Goal of the exercise
Tally every line of the records below that includes "reference", and reply with the total alone.

[Entries from a dataset of interfaces]
—————

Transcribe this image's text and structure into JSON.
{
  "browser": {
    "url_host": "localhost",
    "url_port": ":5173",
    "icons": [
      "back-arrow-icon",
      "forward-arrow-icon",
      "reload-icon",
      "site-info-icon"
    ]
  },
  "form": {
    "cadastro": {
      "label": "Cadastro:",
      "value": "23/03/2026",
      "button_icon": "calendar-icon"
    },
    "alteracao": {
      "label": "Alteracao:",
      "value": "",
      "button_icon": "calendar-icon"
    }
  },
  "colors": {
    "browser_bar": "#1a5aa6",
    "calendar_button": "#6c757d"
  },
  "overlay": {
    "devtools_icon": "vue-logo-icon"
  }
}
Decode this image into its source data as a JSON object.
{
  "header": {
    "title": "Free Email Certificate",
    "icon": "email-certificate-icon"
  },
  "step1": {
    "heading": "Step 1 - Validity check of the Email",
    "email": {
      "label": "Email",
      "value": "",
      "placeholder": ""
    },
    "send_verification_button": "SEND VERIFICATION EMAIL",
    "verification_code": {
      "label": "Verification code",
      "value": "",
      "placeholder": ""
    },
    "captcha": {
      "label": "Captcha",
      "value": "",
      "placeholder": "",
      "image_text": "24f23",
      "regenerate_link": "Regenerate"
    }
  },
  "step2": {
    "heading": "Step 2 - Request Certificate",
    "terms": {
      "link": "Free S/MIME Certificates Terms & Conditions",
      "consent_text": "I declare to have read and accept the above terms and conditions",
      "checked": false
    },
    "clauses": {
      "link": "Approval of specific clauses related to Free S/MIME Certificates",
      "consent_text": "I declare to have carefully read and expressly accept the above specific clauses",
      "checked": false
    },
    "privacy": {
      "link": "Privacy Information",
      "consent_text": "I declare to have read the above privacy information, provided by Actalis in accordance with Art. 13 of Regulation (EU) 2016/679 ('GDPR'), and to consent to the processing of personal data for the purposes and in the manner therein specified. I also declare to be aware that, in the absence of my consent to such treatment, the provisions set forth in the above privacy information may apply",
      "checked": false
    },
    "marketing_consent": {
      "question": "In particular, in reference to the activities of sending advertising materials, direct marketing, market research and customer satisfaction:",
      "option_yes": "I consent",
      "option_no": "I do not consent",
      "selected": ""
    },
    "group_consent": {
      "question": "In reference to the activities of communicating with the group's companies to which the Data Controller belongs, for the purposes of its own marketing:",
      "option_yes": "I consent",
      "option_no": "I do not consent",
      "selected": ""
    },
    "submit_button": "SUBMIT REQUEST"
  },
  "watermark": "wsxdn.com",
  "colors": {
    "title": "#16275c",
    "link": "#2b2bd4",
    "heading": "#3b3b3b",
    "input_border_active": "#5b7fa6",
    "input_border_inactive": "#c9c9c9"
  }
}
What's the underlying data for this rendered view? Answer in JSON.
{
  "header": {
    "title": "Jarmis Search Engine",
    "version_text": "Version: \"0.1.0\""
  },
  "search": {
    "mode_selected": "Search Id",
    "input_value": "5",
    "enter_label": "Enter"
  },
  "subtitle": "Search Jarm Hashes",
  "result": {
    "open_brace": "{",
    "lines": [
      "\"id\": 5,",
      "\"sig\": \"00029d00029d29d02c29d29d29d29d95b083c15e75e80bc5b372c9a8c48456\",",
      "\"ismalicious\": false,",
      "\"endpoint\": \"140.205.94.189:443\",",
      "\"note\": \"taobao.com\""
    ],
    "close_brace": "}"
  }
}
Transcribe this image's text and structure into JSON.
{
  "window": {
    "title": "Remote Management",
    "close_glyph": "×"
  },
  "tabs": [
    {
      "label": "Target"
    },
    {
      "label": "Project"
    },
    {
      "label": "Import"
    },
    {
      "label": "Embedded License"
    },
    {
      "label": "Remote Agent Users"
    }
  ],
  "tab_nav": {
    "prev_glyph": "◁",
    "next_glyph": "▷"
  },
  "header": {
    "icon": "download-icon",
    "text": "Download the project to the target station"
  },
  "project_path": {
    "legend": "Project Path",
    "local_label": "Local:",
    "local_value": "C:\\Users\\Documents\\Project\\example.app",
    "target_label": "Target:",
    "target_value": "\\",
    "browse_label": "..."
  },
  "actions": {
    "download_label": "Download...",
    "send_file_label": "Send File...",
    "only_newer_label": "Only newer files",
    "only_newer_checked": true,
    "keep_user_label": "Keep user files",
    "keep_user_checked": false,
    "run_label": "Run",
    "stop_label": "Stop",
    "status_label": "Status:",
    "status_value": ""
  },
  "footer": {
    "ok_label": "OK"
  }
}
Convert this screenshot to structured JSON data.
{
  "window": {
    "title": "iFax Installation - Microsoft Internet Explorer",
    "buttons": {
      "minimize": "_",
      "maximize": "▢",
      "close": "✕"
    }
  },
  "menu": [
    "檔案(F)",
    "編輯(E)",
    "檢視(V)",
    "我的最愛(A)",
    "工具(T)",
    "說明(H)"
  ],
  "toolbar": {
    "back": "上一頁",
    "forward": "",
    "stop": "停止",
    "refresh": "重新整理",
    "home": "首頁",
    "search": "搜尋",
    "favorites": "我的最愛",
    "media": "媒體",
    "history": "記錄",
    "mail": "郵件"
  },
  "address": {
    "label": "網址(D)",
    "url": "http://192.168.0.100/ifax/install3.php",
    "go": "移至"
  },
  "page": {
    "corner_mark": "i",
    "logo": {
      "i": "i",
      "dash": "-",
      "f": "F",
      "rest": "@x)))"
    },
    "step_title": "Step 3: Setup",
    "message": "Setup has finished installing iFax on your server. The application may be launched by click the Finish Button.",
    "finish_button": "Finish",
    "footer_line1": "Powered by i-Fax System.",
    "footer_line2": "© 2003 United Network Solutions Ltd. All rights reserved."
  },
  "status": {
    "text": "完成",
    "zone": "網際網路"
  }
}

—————

Result
2